▶ What you have to do
From the listing below, count the lines that contain the string "quick", then state only that number.

'''

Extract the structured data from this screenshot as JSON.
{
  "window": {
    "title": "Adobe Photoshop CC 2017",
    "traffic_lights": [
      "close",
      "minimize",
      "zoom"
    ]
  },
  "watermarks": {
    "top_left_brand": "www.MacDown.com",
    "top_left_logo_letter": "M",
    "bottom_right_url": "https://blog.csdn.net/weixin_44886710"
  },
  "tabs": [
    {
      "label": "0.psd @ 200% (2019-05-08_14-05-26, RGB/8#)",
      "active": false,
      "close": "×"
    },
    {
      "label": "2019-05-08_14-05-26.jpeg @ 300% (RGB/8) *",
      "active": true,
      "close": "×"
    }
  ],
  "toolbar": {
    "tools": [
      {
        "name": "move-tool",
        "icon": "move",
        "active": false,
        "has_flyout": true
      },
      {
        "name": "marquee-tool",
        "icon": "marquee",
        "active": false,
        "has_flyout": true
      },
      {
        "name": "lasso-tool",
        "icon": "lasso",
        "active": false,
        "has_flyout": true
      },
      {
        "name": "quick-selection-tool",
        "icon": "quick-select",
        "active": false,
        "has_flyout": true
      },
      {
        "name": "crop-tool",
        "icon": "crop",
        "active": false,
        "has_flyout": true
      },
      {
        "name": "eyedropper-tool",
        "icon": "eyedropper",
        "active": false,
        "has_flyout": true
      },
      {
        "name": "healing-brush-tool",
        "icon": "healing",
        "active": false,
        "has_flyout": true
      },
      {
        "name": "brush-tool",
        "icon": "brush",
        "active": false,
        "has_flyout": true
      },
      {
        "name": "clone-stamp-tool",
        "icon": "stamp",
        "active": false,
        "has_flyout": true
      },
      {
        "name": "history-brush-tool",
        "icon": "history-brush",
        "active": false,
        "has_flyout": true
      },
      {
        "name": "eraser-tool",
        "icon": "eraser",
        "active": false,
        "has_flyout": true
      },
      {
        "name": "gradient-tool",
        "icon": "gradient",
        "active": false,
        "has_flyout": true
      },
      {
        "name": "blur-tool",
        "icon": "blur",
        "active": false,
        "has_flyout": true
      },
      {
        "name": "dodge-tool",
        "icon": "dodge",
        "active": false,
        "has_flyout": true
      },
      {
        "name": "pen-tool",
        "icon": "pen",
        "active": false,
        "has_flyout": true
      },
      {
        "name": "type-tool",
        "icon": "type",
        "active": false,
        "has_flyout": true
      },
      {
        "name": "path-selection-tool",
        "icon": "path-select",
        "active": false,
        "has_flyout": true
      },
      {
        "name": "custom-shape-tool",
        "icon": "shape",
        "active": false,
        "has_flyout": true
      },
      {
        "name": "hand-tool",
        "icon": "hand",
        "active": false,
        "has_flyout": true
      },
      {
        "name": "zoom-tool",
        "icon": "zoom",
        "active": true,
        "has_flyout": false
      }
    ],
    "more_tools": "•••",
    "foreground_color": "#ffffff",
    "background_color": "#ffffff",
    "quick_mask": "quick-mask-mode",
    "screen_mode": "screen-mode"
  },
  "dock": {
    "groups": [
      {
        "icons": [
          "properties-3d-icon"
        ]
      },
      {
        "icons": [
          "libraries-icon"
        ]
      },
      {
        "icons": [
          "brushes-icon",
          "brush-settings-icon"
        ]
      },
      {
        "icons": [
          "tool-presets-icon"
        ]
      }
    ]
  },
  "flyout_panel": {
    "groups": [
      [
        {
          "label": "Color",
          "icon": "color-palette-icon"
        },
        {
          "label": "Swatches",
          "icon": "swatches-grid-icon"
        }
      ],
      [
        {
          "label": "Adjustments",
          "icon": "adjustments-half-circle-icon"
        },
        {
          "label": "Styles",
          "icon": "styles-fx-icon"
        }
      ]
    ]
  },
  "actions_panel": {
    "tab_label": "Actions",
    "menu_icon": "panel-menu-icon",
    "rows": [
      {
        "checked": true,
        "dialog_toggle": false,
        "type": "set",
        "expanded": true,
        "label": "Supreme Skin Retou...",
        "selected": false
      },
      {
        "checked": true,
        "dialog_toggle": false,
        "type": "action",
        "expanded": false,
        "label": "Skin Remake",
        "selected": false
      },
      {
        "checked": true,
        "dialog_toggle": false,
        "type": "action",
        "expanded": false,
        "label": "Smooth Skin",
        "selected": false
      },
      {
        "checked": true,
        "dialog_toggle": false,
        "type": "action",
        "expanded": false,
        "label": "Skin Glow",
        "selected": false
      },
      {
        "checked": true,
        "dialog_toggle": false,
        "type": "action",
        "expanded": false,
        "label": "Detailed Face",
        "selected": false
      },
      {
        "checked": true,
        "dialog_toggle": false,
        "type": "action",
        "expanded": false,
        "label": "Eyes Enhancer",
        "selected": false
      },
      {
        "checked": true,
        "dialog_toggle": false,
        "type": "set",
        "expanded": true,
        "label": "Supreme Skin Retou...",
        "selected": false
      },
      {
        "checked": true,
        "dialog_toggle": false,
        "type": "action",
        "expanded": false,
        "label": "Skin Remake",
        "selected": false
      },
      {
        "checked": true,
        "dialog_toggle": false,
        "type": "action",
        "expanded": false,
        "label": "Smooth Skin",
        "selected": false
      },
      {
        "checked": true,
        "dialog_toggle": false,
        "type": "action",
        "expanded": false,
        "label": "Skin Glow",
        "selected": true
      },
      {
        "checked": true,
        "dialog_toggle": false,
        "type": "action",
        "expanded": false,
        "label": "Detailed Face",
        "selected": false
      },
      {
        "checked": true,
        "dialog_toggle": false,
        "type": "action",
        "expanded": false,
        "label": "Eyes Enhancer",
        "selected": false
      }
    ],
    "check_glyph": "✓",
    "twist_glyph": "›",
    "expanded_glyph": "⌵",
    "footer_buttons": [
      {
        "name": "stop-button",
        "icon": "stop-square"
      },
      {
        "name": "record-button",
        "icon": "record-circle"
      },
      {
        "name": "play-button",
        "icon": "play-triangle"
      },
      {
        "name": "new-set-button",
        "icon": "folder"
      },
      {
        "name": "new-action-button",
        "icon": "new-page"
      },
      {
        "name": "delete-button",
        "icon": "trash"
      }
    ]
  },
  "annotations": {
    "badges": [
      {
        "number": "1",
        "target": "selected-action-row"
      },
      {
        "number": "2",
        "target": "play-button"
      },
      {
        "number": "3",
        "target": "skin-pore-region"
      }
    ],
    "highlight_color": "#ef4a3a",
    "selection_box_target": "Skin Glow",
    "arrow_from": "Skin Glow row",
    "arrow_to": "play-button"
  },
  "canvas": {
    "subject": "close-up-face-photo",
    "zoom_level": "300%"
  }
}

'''

▶ Output for this exercise
3